The creativity, craft and performance of music through 500 years of instruments
Music excites us, unites us, stirs us, soothes us. From live performances to digital downloads, our days play out to a musical soundtrack. But how and why do instruments, and styles of music, change so much over time?
The Royal College of Music Museum explores questions like these using instruments, manuscripts and artworks from the last 500 years of Western classical music. You can see the earliest surviving instrument that has both strings and a keyboard (the beautiful clavicytherium), the world’s oldest guitar, innovative instruments of their time like the pedal harp and clarinet, and instruments now largely lost to history, such as the baryton and chittarone. The creativity and craft of music, and the importance of composition and performance, flow throughout the gallery.
I was delighted to work with the team to create the text for the new displays. Here is a brief video introduction to the museum which I made after visiting the completed project.
In 2018 I first became aware of the exciting redevelopment plans for the museum, as part of a large capital project at the Royal College of Music.

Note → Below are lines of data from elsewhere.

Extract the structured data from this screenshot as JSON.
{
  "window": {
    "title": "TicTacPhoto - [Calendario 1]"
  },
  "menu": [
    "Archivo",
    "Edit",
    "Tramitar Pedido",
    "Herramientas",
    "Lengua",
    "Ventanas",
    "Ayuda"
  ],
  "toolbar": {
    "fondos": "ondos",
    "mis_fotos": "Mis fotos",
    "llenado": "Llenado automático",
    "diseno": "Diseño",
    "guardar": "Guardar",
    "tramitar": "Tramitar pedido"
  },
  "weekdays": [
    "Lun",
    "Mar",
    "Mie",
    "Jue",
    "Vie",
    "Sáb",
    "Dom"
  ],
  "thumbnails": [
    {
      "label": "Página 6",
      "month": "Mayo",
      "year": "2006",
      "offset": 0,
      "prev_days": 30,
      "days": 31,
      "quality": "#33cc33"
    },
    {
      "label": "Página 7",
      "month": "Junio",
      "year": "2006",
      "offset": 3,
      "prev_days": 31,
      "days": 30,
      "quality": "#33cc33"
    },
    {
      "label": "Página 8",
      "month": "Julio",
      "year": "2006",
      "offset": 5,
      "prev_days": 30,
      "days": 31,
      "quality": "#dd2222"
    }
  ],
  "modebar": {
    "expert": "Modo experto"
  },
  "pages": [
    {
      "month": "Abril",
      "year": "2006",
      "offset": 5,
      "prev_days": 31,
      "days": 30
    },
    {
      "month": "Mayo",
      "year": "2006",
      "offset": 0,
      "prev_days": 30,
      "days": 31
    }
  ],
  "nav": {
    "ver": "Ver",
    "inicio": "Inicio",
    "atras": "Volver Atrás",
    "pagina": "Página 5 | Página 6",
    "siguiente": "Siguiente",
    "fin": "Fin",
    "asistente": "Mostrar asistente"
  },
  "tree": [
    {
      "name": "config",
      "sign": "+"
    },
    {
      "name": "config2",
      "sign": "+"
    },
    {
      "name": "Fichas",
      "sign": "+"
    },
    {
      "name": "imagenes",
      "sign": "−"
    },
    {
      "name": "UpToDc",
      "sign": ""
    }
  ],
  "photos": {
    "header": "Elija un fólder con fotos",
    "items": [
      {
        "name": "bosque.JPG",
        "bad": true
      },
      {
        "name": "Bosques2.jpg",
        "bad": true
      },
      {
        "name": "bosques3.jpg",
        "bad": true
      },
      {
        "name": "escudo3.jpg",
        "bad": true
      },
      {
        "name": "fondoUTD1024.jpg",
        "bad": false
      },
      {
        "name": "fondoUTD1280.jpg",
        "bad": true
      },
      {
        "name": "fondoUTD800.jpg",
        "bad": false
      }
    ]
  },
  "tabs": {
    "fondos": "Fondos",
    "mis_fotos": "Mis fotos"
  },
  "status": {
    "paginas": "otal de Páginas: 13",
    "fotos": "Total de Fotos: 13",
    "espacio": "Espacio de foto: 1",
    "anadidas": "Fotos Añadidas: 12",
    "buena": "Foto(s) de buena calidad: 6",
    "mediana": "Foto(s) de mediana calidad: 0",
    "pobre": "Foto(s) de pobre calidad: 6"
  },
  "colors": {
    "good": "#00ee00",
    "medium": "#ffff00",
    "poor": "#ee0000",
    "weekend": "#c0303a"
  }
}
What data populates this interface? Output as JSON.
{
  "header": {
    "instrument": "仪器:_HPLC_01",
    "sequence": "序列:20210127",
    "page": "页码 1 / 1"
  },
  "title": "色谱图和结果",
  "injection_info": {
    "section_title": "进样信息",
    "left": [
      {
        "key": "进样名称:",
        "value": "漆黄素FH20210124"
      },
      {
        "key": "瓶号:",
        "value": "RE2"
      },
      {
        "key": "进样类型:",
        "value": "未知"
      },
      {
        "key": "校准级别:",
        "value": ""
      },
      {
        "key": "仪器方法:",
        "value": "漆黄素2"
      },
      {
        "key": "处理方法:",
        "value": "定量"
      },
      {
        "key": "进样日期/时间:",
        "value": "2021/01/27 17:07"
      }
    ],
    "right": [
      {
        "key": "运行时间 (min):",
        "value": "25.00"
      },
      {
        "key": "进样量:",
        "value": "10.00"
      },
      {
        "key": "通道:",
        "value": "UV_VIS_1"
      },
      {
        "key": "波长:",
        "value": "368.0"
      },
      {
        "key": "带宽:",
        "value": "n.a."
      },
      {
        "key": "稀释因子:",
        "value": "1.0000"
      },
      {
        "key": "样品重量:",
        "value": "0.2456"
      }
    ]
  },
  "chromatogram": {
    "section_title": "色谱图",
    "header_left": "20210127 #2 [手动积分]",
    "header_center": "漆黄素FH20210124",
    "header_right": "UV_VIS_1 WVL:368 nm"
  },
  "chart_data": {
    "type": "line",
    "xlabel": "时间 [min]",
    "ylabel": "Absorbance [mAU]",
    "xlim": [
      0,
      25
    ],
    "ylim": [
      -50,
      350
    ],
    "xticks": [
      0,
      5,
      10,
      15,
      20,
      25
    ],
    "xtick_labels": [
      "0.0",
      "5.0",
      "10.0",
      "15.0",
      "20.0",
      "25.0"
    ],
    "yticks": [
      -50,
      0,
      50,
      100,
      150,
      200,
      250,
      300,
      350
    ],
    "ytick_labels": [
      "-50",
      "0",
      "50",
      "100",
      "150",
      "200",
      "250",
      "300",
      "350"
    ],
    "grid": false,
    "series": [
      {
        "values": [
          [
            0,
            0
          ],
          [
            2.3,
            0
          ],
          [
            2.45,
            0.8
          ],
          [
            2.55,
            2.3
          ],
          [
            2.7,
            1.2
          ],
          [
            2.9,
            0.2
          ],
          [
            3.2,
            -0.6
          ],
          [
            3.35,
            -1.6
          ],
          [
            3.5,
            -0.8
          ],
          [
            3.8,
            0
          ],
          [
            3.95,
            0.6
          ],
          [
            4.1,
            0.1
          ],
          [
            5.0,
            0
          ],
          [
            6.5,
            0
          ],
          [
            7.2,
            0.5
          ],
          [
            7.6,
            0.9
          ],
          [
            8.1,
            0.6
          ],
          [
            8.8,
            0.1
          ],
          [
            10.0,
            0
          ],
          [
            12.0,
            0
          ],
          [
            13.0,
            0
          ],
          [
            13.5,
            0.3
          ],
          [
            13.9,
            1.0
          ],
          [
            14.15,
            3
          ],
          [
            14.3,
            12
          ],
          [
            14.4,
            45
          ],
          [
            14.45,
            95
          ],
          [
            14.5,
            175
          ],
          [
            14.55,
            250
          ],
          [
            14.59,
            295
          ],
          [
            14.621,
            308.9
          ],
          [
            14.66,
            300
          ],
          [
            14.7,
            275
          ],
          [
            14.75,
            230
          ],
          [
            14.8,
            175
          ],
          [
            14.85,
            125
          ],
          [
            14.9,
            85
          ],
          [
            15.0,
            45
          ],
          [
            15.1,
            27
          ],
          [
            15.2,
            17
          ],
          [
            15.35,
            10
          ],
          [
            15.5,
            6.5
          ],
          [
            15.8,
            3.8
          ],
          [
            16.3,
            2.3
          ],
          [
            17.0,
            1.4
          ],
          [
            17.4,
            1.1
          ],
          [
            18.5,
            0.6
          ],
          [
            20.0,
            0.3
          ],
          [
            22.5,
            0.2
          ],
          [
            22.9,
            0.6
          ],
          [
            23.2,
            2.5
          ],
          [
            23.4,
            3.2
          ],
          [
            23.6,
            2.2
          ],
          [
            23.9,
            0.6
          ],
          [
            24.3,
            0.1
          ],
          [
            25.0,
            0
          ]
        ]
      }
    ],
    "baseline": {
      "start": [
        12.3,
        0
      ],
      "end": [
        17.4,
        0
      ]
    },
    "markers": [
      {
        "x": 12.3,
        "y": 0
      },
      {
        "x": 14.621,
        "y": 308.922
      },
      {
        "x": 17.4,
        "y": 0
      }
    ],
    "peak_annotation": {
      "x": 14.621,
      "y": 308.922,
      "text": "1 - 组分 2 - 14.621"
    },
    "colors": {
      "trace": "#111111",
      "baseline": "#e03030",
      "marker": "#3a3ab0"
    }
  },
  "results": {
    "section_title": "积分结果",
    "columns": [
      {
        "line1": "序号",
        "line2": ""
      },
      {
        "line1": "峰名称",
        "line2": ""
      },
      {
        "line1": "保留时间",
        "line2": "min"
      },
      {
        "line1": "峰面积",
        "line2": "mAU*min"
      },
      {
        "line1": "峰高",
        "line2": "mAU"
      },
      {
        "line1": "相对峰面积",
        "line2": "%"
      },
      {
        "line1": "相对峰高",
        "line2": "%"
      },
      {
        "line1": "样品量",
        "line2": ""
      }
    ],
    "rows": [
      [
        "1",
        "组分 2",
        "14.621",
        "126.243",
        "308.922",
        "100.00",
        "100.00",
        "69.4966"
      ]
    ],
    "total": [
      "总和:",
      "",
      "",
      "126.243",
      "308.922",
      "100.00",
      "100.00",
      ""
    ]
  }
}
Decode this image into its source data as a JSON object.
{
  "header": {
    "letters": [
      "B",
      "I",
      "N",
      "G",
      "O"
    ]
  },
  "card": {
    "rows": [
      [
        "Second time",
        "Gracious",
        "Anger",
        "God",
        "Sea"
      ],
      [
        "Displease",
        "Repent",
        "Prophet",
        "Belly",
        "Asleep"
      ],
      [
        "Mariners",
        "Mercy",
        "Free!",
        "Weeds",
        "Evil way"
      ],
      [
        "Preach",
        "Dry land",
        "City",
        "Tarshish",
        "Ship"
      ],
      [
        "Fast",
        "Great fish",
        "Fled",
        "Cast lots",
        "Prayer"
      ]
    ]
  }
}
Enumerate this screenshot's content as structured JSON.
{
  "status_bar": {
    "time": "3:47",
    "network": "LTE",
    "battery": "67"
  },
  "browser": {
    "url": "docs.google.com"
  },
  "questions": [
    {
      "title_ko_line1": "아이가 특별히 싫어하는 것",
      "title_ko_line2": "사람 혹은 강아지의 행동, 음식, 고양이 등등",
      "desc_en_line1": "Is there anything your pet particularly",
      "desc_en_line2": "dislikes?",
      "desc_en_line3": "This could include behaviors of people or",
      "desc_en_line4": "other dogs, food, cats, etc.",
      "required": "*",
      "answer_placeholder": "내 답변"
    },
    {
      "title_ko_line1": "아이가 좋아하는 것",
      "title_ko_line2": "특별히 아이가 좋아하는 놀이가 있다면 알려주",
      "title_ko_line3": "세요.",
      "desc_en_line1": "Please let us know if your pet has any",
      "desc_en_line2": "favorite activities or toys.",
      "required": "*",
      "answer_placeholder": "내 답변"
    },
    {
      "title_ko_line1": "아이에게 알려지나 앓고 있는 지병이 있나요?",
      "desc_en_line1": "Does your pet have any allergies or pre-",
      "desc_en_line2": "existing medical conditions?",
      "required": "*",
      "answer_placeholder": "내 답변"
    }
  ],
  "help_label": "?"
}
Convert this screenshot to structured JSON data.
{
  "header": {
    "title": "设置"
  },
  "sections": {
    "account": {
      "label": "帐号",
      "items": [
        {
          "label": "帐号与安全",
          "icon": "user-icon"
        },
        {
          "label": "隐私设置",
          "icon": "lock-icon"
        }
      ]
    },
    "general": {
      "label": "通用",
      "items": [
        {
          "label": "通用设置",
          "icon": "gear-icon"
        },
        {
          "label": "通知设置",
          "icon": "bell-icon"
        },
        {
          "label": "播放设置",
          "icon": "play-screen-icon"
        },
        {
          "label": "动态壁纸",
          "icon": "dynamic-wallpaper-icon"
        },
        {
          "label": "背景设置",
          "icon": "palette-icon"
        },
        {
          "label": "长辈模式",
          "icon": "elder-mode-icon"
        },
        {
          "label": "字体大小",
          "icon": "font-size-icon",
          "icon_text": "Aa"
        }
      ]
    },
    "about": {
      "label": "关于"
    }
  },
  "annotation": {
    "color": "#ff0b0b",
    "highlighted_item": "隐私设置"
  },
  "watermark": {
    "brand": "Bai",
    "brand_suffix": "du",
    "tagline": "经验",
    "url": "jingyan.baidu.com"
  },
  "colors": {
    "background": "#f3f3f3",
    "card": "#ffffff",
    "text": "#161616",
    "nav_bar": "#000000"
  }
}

I used to visit the college for piano lessons through an Ash Music Scholarship when I was a student at Imperial College in the 1990s, so it was great to make contact with the museum team.
I worked with Gabriele Rossi Rognoni, Lydia Baldwin, Anna Maria Barry and audience specialist Nicky Boyd to develop text for a roadshow of significant instruments from the collection, before moving on to apply what we had learned to the main museum text. Each instrument and story earned its place on display with the backing of an immense research and conservation effort by the museum’s staff.
The aim of the museum – which is free to visit – is to appeal to music enthusiasts, and to be a resource for the RCM and wider music community. Many of the instruments are in playing condition, so you can hear some of them on a complimentary audioguide, or you might catch a live performance. The education and outreach work of the college is underscored by the hands-on room upstairs filled with instruments to try. There’s also a temporary exhibition space. And it’s all free – get a ticket here https://www.rcm.ac.uk/museum/